This survey aimed to characterize the breeds of zebus involved in the introduction of anthropophilic ticks from Cameroon to Gabon, to identify the tick species related the cattle imports, to compare the relative frequencies of these acarian, to determine the factors associated with the anthropophilic ticks introduction to Gabon and to propose a preventive treatment when cattle cross the border. 712 ticks were collected from 156 zebus between 5 to 6 years old imported from Cameroon to Gabon. Arthropods and cattle were characterized. Questionnaires were used in order to identify factors associated with the introduction of anthropophilic ticks to Gabon .The zebus Fulbe and Bororo were the breeds of cattle imported from Cameroon to Gabon. Amblyomma variegatum (92.7%), Hyalomma truncatum (6.7%) and Hyalomma impeltatum (0.6%) were the tick species associated with the cattle imports entering to Gabon. These arthropods are able to introduce to Gabon Rickettsia africae, Rickettsia aeschlimannii, the virus of Crimea- Congo hemorrhagic fever as well as the Dogbe virus that are a threat for public health. The lack of a veterinary control service at the border in Bitam and of governmental decision to create a veterinary control service; were respectively considered as health determinant and contributing factor associated to the introduction to Gabon of anthropopfhilic ticks

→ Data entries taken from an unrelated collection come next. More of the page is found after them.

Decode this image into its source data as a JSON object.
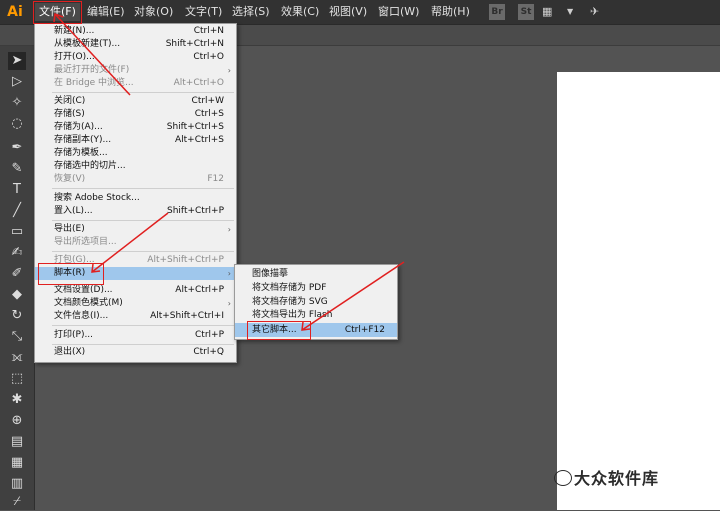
{
  "app": {
    "logo": "Ai"
  },
  "menubar": {
    "items": [
      "文件(F)",
      "编辑(E)",
      "对象(O)",
      "文字(T)",
      "选择(S)",
      "效果(C)",
      "视图(V)",
      "窗口(W)",
      "帮助(H)"
    ],
    "bridge_label": "Br",
    "stock_label": "St"
  },
  "file_menu": {
    "items": [
      {
        "label": "新建(N)...",
        "shortcut": "Ctrl+N",
        "disabled": false
      },
      {
        "label": "从模板新建(T)...",
        "shortcut": "Shift+Ctrl+N",
        "disabled": false
      },
      {
        "label": "打开(O)...",
        "shortcut": "Ctrl+O",
        "disabled": false
      },
      {
        "label": "最近打开的文件(F)",
        "shortcut": "",
        "disabled": true,
        "submenu": true
      },
      {
        "label": "在 Bridge 中浏览...",
        "shortcut": "Alt+Ctrl+O",
        "disabled": true
      },
      {
        "label": "关闭(C)",
        "shortcut": "Ctrl+W",
        "disabled": false
      },
      {
        "label": "存储(S)",
        "shortcut": "Ctrl+S",
        "disabled": false
      },
      {
        "label": "存储为(A)...",
        "shortcut": "Shift+Ctrl+S",
        "disabled": false
      },
      {
        "label": "存储副本(Y)...",
        "shortcut": "Alt+Ctrl+S",
        "disabled": false
      },
      {
        "label": "存储为模板...",
        "shortcut": "",
        "disabled": false
      },
      {
        "label": "存储选中的切片...",
        "shortcut": "",
        "disabled": false
      },
      {
        "label": "恢复(V)",
        "shortcut": "F12",
        "disabled": true
      },
      {
        "label": "搜索 Adobe Stock...",
        "shortcut": "",
        "disabled": false
      },
      {
        "label": "置入(L)...",
        "shortcut": "Shift+Ctrl+P",
        "disabled": false
      },
      {
        "label": "导出(E)",
        "shortcut": "",
        "disabled": false,
        "submenu": true
      },
      {
        "label": "导出所选项目...",
        "shortcut": "",
        "disabled": true
      },
      {
        "label": "打包(G)...",
        "shortcut": "Alt+Shift+Ctrl+P",
        "disabled": true
      },
      {
        "label": "脚本(R)",
        "shortcut": "",
        "disabled": false,
        "submenu": true,
        "highlighted": true
      },
      {
        "label": "文档设置(D)...",
        "shortcut": "Alt+Ctrl+P",
        "disabled": false
      },
      {
        "label": "文档颜色模式(M)",
        "shortcut": "",
        "disabled": false,
        "submenu": true
      },
      {
        "label": "文件信息(I)...",
        "shortcut": "Alt+Shift+Ctrl+I",
        "disabled": false
      },
      {
        "label": "打印(P)...",
        "shortcut": "Ctrl+P",
        "disabled": false
      },
      {
        "label": "退出(X)",
        "shortcut": "Ctrl+Q",
        "disabled": false
      }
    ]
  },
  "script_submenu": {
    "items": [
      {
        "label": "图像描摹",
        "shortcut": ""
      },
      {
        "label": "将文档存储为 PDF",
        "shortcut": ""
      },
      {
        "label": "将文档存储为 SVG",
        "shortcut": ""
      },
      {
        "label": "将文档导出为 Flash",
        "shortcut": ""
      },
      {
        "label": "其它脚本...",
        "shortcut": "Ctrl+F12",
        "highlighted": true
      }
    ]
  },
  "watermark": {
    "text": "大众软件库"
  },
  "colors": {
    "accent": "#FF9A00",
    "highlight": "#9fc7ec",
    "annotation": "#e02020"
  }
}
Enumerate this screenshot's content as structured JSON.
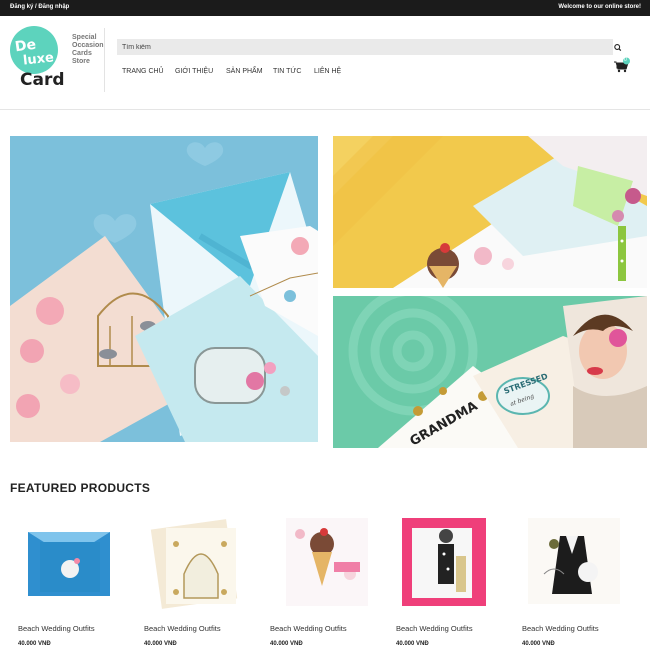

EAS Publisher (East African Scholars Publisher) is an international scholar’s publisher for open access scientific journals in both print and online publishing from Kenya. Its aim is to provide scholars ... Read More Here
*This work is licensed under a Creative Commons Attribution-NonCommercial 4.0 International License.